I tried to think of a household example of a 3-wire system in household use and wasn’t able to think of a commonly used example. Most circuits in a home use 2-wire systems. An example from industry is a fan or pump which is started with as Start button and stopped with a Stop button. This requires a minimum of 3 wires to the pump starter.
It is clear the 2-wire system is less expensive.
One consideration with 2-wire motor starters is that many safety codes require that if power is lost and restored, the machine shall not start without the operator re-initiating the start. No harm with a light switch, but there is with a table saw, or in-running nip, or a slitter blade.
A 3-wire system will automatically stop and remain stopped after a power outage.
Are either of these systems fail-safe? On a 2-wire system, if any wire is cut, the motor will stop. On a 3-wire system if the stop wire is cut, the motor will stop. If the start wire is cut, the drive will continue to run, but cannot be re-started. Both of these are fail-safe.
We do not need the buttons. A PLC or drive controller can start or stop drives with hardwired outputs using a 2-wire or 3-wire system. Safety comments are identical to the button case.
We do not need the hardwired signals. The PLC or drive controller can start or stop the motor over a communication link using a 2-wire or 3-wire system. These systems can be easily programmed to prevent restart on loss and restoration of power. Separate means such as stop on communications fault are required to make this system fail-safe.
In all cases the 2 wire system is lower cost. Safety considerations are equivalent for either method.
Note: a risk assessment may determine that more than 2 and more than 3 wires are required to achieve the required safety performance level or classification. The discussion above is for normal starts and stops, not safety interlocked stops.
Thursday, November 14, 2013 6:14 PM
Would a deadman's switch on a lawnmower be a 3-wire system? It won't start without the deadman's switch engaged and will stop if either 'off' or the swigch are triggered.
Friday, November 15, 2013 1:27 AM
The deadman's switch as wired in the past could have been done with either 2-wire or 3-wire methods. A contact on the switch would have interrupted power to the run command or initiated a stop command.
Today, if a deadman's switch was required, the risk assessment would probably call for a certain performance level (PL) or CATegory or SIL level of the system. The level would most likely require two (redundant) 2-wire systems for the deadman's switch, several wires to connect to the source of power (lawn mower motor), and two more wires to verify that the motor has stopped.
A lot has happened in industrial safety in the past 20 years and requirements are increasing all the time. Presently the EU Performance Level (PLa to e) classifications most completely define safety performance over the life of a machine and for all the tasks anticipated for that machine.
Tuesday, October 20, 2015 5:21 PM
I have to completely disagree with the statement: "In all cases the 2 wire system is lower cost. Safety considerations are equivalent for either method."
You are forgetting about the Processing/Signal time for a PLC to drop its output on loss of control power.

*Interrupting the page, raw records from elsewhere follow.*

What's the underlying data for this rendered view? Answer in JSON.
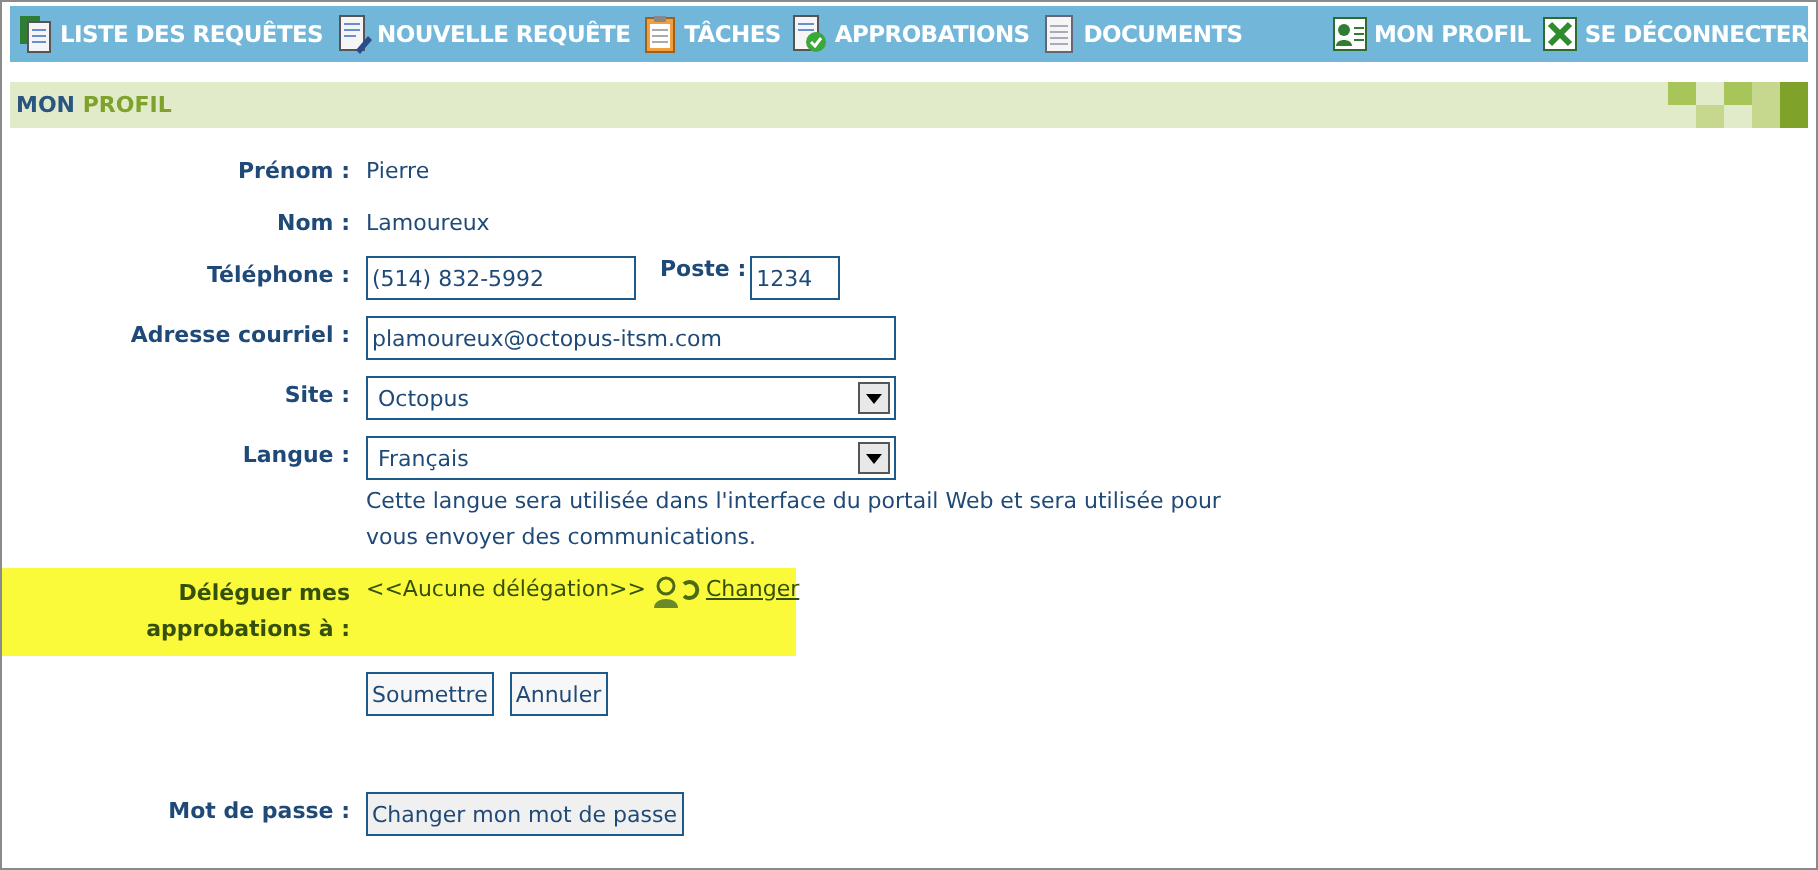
{
  "nav": {
    "left": [
      {
        "label": "LISTE DES REQUÊTES"
      },
      {
        "label": "NOUVELLE REQUÊTE"
      },
      {
        "label": "TÂCHES"
      },
      {
        "label": "APPROBATIONS"
      },
      {
        "label": "DOCUMENTS"
      }
    ],
    "right": [
      {
        "label": "MON PROFIL"
      },
      {
        "label": "SE DÉCONNECTER"
      }
    ]
  },
  "title": {
    "first": "MON",
    "second": "PROFIL"
  },
  "rows": [
    {
      "kind": "text",
      "label": "Prénom :",
      "value": "Pierre"
    },
    {
      "kind": "text",
      "label": "Nom :",
      "value": "Lamoureux"
    },
    {
      "kind": "phone",
      "label": "Téléphone :",
      "value": "(514) 832-5992",
      "extra_label": "Poste :",
      "extra_value": "1234"
    },
    {
      "kind": "input",
      "label": "Adresse courriel :",
      "value": "plamoureux@octopus-itsm.com"
    },
    {
      "kind": "select",
      "label": "Site :",
      "value": "Octopus"
    },
    {
      "kind": "select",
      "label": "Langue :",
      "value": "Français",
      "note": "Cette langue sera utilisée dans l'interface du portail Web et sera utilisée pour vous envoyer des communications."
    },
    {
      "kind": "delegation",
      "label": "Déléguer mes approbations à :",
      "value": "<<Aucune délégation>>",
      "link": "Changer",
      "highlighted": true
    },
    {
      "kind": "buttons",
      "buttons": [
        "Soumettre",
        "Annuler"
      ]
    },
    {
      "kind": "spacer"
    },
    {
      "kind": "button",
      "label": "Mot de passe :",
      "button": "Changer mon mot de passe"
    }
  ]
}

In most cases there is still a hardwired Stop button as well, and if this is installed as a Momentary on a 2 wire control from a PLC/DCS you have a huge safety concern, and equipment failure concern.
Tuesday, October 20, 2015 11:18 PM
You are correct about the scan time using a PLC. The PLC adds its scan time plus 2 I/O scans plus communication time to the drive. This time may or may not be significant compared with the drive stopping time.
A normally open pushbutton should never be used with a two wire start circuit.
A risk assessment with determine the appropriate safety performance. A an approved latching E-Stop and guard interlocks may be needed. The buttons will have to be arranged in a recognized safety architecture (category). This may involve safety relays, safety PLCs, Safe Torque Off (STO) or Safe Speed drives.
I retract my statements about safety in regard to the start circuit. A risk assessment will be required before designing the circuit.